Mid-careerists also bring with them knowledge and alternative skill sets that are not native to the cybersecurity community. For example:
- A former power engineer will bring with him knowledge about power systems that will enable him to defend industrial control systems (ICS) better.
- A former law associate will be able to contribute significantly to legal and policy developments in the cybersecurity domain, which is currently very nascent.
- A former sales executive would be very valuable as a cybersecurity solutions sales engineer or consultant.
Universities will continue to be a valuable source of cybersecurity manpower, as long as their curricula are reviewed regularly to include skill sets that are in demand in the industry. However, for those that can pursue the traditional route of obtaining a degree, specialized IT courses/boot camps are an equally viable, and more accessible route.
CybersecAsia: Can even well-trained white hat talent (churned out in just a year or two to meet HR numbers) ever hope to team up against unscrupulous, hell-bent state-sponsored threat groups in the ongoing digital cyber warfare and misinformation campaigns?
BT: Well-trained white hat hackers, even those with just one- to two-years of training and experience, are able to defend effectively, even against state-sponsored threat groups.
This is because defenders are guarding against attacks in their own environment, which gives them a fundamental advantage. Even for a motivated state-sponsored threat group, it is not easy to attack a network that is well secured, well instrumented with cybersecurity sensors, and defended in a timely manner by well-trained defenders.
The reason why organizations continue to suffer from cybersecurity breaches and still struggle to keep attackers out of their networks, is because they do not understand enough about their networks, or the attackers.

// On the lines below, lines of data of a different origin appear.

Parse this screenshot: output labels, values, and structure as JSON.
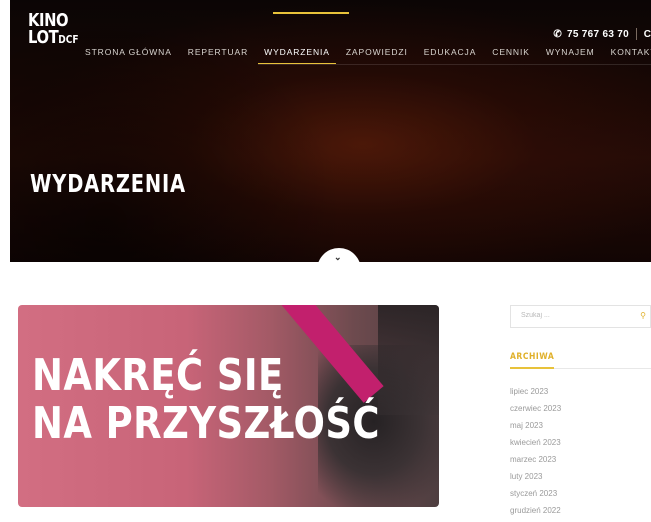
{
  "header": {
    "logo_line1": "KINO",
    "logo_line2": "LOT",
    "logo_sub": "DCF",
    "phone": "75 767 63 70",
    "phone_icon": "phone-icon",
    "extra": "C"
  },
  "nav": [
    {
      "label": "STRONA GŁÓWNA",
      "active": false
    },
    {
      "label": "REPERTUAR",
      "active": false
    },
    {
      "label": "WYDARZENIA",
      "active": true
    },
    {
      "label": "ZAPOWIEDZI",
      "active": false
    },
    {
      "label": "EDUKACJA",
      "active": false
    },
    {
      "label": "CENNIK",
      "active": false
    },
    {
      "label": "WYNAJEM",
      "active": false
    },
    {
      "label": "KONTAKT",
      "active": false
    }
  ],
  "hero": {
    "title": "WYDARZENIA",
    "scroll_icon": "chevron-down-icon"
  },
  "featured": {
    "headline_line1": "NAKRĘĆ SIĘ",
    "headline_line2": "NA PRZYSZŁOŚĆ"
  },
  "sidebar": {
    "search_placeholder": "Szukaj ...",
    "search_icon": "search-icon",
    "archive_title": "ARCHIWA",
    "archive_items": [
      "lipiec 2023",
      "czerwiec 2023",
      "maj 2023",
      "kwiecień 2023",
      "marzec 2023",
      "luty 2023",
      "styczeń 2023",
      "grudzień 2022"
    ]
  },
  "colors": {
    "accent": "#e8c23a",
    "top_strip": "#2b6fd6",
    "magenta": "#c2206d"
  }
}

It is necessary for cyber defenders to understand the attacker mindset, how attackers exploit the attack surface area, and what traces they leave behind. When well-trained cyber defenders understands these issues, they will definitely be able to secure their organizations and networks, and render infrastructures resilient against even sophisticated attackers.